The ‘Hawks dropped an embarrassing 7-0 decision to the Florida Panthers on Saturday night before blowing a 4-1 lead in last night’s game against the Bolts (they eventually lost 5-4 in OT).

They still have a comfortable lead atop the Central Division (eight points up on the struggling Wild), but they aren’t satisfied with their play.

“It’s getting close to the end here and we’re getting a little bit too comfortable maybe,” defenseman Niklas Hjalmarsson said, per the Chicago Tribune. “As soon as you do that, you’re going to lose games … At the same time I’m glad that we were playing like this before the playoffs so we can make some adjustments.

“Eighty-two games is a long season. It’s a mental grind more than anything. As soon as you’re not there 100 percent, it’s going to show in the scoring.”

As Hjalmarsson said, six games is still enough time to figure things out for Chicago. They just won’t have the luxury of facing easy opponents when they do try to sort out their struggles.

They’ll play the Penguins in Pittsburgh on Wednesday before returning home to play Columbus and Boston.

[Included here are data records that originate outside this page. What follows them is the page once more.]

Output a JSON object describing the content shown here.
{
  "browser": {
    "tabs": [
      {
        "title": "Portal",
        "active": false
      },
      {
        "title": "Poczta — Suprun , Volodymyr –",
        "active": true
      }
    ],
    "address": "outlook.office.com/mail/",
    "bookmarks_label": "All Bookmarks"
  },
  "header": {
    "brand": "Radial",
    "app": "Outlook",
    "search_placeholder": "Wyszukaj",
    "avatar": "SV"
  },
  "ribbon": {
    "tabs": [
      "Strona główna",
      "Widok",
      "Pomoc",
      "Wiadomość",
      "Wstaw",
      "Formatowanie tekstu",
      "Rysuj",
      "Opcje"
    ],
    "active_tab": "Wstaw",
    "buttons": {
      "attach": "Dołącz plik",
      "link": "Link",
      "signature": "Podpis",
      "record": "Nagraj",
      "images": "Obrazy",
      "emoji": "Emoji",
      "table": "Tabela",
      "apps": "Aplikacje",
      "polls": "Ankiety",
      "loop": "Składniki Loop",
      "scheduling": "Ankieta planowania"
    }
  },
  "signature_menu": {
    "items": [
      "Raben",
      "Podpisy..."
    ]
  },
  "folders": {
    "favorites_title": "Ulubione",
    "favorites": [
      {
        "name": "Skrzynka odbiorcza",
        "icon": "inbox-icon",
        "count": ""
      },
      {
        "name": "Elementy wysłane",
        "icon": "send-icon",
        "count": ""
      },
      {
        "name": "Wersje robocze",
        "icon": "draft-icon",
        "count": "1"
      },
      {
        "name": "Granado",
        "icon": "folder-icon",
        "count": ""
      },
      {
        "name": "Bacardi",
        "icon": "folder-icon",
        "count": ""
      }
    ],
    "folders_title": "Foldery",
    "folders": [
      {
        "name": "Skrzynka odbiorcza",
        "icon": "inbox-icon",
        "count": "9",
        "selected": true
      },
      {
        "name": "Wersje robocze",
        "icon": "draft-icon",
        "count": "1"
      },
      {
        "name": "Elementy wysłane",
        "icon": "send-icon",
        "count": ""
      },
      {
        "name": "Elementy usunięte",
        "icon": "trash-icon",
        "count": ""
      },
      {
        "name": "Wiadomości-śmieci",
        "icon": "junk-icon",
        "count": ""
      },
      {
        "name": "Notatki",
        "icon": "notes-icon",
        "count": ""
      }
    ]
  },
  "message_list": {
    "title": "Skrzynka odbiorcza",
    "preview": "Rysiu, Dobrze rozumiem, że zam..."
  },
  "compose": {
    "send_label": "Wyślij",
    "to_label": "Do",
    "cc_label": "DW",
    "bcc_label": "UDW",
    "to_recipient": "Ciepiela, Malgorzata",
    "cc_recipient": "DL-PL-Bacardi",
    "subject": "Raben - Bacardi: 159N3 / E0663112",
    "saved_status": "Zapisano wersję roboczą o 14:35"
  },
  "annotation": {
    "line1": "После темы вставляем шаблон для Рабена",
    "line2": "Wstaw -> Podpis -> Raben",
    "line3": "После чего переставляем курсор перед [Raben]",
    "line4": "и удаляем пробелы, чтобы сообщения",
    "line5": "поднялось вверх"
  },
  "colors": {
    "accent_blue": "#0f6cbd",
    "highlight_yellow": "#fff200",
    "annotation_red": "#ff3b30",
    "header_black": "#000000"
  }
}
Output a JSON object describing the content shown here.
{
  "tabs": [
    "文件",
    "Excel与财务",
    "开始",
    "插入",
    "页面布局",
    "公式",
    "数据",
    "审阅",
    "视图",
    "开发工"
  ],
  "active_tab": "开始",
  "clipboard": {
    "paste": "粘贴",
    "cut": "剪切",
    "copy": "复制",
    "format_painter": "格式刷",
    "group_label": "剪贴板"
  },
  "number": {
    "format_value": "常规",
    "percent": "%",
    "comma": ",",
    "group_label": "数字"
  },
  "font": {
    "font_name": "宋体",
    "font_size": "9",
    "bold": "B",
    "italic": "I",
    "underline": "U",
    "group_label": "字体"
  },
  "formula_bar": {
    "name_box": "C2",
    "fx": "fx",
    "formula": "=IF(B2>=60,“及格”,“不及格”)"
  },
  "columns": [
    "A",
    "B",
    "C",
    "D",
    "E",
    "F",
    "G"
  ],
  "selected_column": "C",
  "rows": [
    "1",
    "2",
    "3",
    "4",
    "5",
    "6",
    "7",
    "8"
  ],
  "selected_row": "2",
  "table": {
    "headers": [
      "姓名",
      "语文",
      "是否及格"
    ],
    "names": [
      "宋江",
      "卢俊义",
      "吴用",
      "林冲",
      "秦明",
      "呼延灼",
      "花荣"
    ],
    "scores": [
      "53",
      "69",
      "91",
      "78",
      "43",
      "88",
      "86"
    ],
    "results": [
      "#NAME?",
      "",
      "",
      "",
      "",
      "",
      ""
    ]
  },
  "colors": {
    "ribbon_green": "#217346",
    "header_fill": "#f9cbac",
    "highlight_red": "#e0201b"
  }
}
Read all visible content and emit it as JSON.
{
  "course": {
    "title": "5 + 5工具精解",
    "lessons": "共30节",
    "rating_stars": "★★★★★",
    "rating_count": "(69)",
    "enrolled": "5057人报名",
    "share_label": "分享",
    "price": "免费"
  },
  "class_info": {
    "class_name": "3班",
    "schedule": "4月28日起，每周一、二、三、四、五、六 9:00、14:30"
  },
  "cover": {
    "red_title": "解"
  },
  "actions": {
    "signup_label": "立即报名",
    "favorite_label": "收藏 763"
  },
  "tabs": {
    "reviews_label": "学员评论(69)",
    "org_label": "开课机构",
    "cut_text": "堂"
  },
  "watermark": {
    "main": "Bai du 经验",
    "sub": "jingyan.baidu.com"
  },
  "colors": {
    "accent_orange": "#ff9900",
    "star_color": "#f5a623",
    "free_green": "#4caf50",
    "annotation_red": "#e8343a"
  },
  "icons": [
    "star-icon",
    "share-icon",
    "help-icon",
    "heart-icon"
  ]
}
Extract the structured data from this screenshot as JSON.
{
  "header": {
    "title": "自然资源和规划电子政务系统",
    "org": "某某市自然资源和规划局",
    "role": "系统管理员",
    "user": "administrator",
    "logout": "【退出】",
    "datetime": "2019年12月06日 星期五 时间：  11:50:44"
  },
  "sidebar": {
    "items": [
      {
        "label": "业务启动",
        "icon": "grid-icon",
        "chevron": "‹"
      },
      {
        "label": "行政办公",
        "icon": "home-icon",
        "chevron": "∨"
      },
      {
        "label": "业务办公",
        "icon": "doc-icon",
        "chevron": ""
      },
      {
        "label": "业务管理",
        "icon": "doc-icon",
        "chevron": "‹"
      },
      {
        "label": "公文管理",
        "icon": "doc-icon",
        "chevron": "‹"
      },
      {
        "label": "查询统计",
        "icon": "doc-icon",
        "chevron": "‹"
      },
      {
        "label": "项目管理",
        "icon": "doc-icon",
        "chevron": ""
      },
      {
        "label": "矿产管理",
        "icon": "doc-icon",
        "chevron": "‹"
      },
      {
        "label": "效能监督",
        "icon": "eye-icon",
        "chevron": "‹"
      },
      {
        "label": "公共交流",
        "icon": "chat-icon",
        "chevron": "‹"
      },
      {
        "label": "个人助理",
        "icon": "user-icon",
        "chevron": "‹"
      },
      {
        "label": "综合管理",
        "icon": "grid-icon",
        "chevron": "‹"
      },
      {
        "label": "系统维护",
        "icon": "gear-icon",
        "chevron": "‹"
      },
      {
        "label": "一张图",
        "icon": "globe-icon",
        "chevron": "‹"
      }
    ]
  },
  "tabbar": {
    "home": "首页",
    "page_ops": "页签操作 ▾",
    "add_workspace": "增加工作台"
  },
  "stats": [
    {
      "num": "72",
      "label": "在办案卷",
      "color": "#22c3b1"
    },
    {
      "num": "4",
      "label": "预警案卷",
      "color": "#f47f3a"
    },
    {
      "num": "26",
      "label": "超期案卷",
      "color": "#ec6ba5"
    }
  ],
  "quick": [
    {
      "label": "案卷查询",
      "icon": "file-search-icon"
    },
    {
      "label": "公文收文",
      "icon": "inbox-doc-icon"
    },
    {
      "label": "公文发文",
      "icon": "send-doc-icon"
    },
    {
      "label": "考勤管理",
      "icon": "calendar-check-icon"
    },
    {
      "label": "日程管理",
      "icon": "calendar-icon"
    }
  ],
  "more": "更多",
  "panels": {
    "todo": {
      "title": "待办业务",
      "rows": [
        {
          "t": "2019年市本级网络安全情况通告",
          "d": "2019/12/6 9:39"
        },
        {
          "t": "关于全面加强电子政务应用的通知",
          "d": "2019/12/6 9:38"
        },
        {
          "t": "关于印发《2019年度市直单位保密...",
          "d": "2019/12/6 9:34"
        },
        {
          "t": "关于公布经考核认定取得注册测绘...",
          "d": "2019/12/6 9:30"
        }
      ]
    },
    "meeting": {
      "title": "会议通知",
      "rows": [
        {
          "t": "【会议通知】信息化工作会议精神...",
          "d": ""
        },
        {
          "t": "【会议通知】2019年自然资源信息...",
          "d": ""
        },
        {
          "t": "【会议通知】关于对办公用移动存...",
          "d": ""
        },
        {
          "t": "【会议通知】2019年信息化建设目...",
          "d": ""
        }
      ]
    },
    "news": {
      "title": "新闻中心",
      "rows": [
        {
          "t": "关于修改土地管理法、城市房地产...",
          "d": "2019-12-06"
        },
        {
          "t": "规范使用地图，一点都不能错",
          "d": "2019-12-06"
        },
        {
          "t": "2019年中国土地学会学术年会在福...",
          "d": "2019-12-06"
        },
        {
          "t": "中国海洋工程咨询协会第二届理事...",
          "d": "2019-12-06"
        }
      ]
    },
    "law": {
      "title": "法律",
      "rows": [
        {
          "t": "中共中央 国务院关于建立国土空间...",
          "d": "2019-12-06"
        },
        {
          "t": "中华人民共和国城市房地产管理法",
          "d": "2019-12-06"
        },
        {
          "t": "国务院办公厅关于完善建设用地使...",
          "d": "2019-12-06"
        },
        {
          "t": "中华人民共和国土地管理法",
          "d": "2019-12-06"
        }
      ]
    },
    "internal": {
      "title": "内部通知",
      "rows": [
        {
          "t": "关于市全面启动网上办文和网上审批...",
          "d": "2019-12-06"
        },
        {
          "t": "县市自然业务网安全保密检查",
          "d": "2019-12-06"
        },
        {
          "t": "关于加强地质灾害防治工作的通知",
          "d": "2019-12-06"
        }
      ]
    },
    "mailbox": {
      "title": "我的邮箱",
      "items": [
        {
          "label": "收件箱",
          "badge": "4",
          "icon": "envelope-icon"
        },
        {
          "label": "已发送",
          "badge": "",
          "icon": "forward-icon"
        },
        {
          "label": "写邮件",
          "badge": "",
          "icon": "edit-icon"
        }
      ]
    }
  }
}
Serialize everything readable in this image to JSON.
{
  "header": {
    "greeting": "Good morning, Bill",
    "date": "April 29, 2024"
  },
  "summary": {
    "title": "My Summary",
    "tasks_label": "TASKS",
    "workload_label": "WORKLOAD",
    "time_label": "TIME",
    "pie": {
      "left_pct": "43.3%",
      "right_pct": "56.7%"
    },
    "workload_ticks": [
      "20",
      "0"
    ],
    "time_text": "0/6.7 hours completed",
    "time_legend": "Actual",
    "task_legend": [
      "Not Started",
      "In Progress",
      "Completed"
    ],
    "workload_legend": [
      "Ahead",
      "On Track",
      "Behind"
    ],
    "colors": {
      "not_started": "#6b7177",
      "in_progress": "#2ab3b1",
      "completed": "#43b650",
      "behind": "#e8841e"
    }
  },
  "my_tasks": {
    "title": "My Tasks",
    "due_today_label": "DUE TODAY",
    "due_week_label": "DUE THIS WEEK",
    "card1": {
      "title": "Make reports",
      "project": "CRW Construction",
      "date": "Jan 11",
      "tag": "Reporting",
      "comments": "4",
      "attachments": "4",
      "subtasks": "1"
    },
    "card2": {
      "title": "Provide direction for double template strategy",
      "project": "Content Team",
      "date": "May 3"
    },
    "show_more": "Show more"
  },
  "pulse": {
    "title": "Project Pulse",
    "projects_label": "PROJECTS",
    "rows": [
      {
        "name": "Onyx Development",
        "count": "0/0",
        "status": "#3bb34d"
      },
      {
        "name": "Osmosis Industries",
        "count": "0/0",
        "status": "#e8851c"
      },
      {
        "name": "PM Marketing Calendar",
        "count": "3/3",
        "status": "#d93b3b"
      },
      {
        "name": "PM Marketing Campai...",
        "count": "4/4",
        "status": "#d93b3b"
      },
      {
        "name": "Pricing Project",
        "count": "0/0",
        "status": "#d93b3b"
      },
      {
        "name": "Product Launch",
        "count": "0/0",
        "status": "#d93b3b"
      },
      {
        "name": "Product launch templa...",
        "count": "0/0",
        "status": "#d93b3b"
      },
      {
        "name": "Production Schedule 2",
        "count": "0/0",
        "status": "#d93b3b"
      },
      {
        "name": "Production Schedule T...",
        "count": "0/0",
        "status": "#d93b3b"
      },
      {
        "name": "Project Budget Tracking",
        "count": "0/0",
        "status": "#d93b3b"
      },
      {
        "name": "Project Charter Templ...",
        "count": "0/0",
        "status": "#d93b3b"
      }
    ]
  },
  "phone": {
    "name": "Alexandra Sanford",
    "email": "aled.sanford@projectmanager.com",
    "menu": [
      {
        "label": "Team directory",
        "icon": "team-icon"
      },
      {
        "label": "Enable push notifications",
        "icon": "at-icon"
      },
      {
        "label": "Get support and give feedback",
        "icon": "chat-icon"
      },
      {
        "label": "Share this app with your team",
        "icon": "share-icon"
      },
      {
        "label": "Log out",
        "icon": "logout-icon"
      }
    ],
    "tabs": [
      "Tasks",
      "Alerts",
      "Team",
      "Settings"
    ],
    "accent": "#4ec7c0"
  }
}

They’ll then head back on the road to close out the season in Denver, Anaheim and Los Angeles.